WHAT THE TASK ASKS: Take each line in the entries below that holds "glyph" and show it.
[Opening MATERIALS PROVIDED section]
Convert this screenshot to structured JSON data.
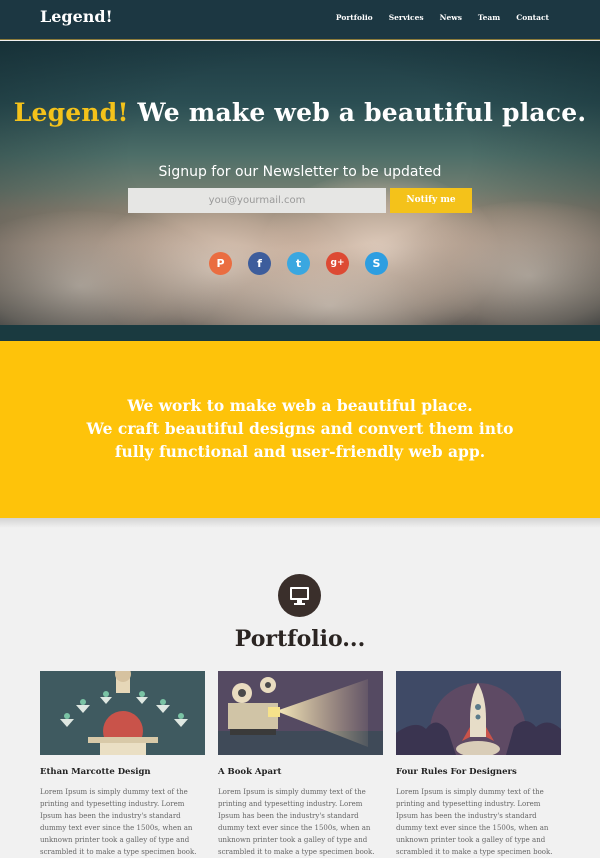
{
  "nav": {
    "brand": "Legend!",
    "items": [
      "Portfolio",
      "Services",
      "News",
      "Team",
      "Contact"
    ]
  },
  "hero": {
    "title_accent": "Legend!",
    "title_rest": "We make web a beautiful place.",
    "newsletter_text": "Signup for our Newsletter to be updated",
    "email_placeholder": "you@yourmail.com",
    "notify_label": "Notify me",
    "socials": [
      {
        "icon": "pinterest-icon",
        "glyph": "P",
        "color": "#ea6d41"
      },
      {
        "icon": "facebook-icon",
        "glyph": "f",
        "color": "#3d5d9c"
      },
      {
        "icon": "twitter-icon",
        "glyph": "t",
        "color": "#3aa7e0"
      },
      {
        "icon": "google-plus-icon",
        "glyph": "g+",
        "color": "#dd4a34"
      },
      {
        "icon": "skype-icon",
        "glyph": "S",
        "color": "#2d9ee1"
      }
    ]
  },
  "band": {
    "line1": "We work to make web a beautiful place.",
    "line2": "We craft beautiful designs and convert them into",
    "line3": "fully functional and user-friendly web app."
  },
  "portfolio": {
    "icon": "monitor-icon",
    "title": "Portfolio...",
    "items": [
      {
        "title": "Ethan Marcotte Design",
        "text": "Lorem Ipsum is simply dummy text of the printing and typesetting industry. Lorem Ipsum has been the industry's standard dummy text ever since the 1500s, when an unknown printer took a galley of type and scrambled it to make a type specimen book."
      },
      {
        "title": "A Book Apart",
        "text": "Lorem Ipsum is simply dummy text of the printing and typesetting industry. Lorem Ipsum has been the industry's standard dummy text ever since the 1500s, when an unknown printer took a galley of type and scrambled it to make a type specimen book."
      },
      {
        "title": "Four Rules For Designers",
        "text": "Lorem Ipsum is simply dummy text of the printing and typesetting industry. Lorem Ipsum has been the industry's standard dummy text ever since the 1500s, when an unknown printer took a galley of type and scrambled it to make a type specimen book."
      }
    ]
  },
  "colors": {
    "accent": "#fec30a",
    "nav_bg": "#1c3742",
    "text_dark": "#2b2522"
  }
}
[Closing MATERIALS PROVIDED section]
ANSWER FOR THE TASK:
        "glyph": "P",
        "glyph": "f",
        "glyph": "t",
        "glyph": "g+",
        "glyph": "S",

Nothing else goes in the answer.